What you are asked to do:
Look through the listing below, and wherever a line has the string "Rudra", copy it.

Provided material:
=-=-=

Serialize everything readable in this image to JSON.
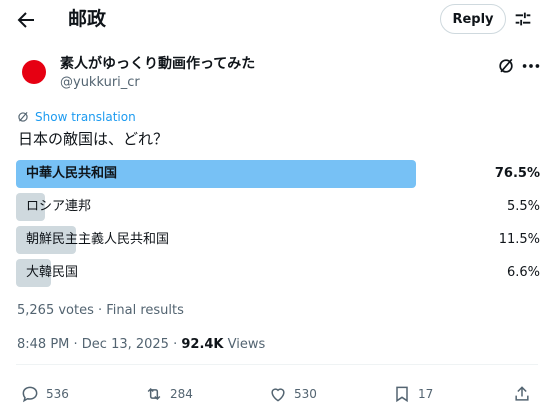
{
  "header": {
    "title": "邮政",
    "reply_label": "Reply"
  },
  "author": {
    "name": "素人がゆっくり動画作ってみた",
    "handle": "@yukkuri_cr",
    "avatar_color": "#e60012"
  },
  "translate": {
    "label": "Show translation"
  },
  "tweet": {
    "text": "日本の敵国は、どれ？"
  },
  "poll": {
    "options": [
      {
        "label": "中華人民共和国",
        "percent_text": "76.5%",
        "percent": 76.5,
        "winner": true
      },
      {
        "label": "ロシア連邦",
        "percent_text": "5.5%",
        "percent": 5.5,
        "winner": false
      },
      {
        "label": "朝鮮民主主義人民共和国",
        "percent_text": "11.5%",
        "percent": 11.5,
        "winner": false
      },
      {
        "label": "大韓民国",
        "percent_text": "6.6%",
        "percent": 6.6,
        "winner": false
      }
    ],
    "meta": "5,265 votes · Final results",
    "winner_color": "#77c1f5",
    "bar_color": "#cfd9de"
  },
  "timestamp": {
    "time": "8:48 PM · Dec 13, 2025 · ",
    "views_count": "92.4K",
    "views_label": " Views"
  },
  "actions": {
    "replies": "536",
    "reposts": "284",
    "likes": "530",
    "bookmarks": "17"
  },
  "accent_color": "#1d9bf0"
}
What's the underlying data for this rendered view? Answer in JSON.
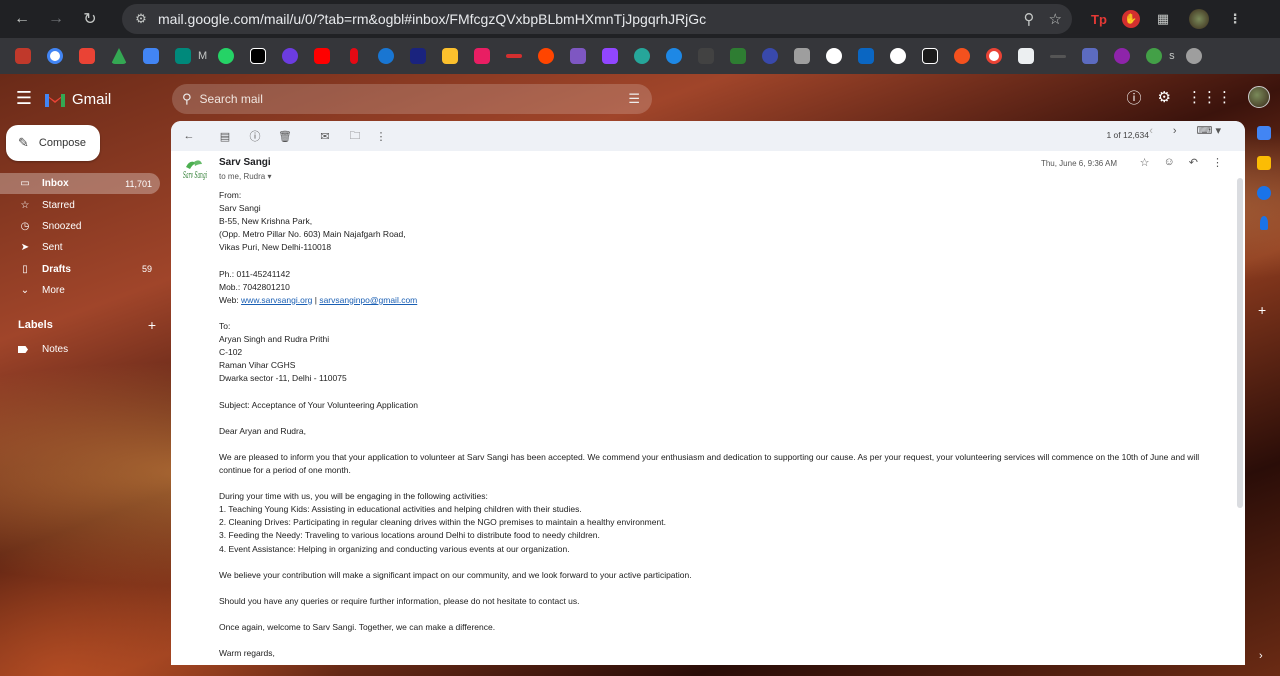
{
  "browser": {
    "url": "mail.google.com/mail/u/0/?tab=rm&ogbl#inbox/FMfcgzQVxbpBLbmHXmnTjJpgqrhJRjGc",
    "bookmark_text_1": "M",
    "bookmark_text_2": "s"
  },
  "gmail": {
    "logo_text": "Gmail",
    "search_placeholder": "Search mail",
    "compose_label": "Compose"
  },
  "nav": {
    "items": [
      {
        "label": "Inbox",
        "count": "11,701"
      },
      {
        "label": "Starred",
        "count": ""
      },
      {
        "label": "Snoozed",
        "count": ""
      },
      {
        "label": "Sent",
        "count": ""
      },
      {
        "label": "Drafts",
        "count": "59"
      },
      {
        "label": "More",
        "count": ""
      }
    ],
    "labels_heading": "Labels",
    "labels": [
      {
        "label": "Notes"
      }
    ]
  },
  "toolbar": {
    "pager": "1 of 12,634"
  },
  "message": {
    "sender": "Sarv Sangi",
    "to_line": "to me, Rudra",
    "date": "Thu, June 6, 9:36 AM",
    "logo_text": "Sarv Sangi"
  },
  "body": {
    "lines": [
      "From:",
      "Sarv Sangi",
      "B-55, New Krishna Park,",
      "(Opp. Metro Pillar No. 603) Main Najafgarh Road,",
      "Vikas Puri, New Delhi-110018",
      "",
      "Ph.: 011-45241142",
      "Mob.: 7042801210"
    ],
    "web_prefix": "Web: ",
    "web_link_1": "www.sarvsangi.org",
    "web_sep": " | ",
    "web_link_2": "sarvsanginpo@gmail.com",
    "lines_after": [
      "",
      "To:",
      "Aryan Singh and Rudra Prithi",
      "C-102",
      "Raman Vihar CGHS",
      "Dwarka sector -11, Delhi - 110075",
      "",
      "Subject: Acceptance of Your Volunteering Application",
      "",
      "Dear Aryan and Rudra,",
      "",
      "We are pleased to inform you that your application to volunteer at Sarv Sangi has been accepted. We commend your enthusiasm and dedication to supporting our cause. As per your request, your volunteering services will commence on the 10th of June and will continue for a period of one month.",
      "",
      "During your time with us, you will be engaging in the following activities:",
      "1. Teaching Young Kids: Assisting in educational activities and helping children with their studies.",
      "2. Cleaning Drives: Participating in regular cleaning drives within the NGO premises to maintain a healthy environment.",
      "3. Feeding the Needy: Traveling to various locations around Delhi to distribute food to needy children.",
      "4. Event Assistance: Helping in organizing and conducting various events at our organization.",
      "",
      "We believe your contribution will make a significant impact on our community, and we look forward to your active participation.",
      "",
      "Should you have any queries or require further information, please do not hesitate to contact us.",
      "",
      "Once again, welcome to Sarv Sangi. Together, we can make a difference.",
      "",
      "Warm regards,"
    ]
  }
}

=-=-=

Response:
    "to_line": "to me, Rudra",
      "Aryan Singh and Rudra Prithi",
      "Dear Aryan and Rudra,",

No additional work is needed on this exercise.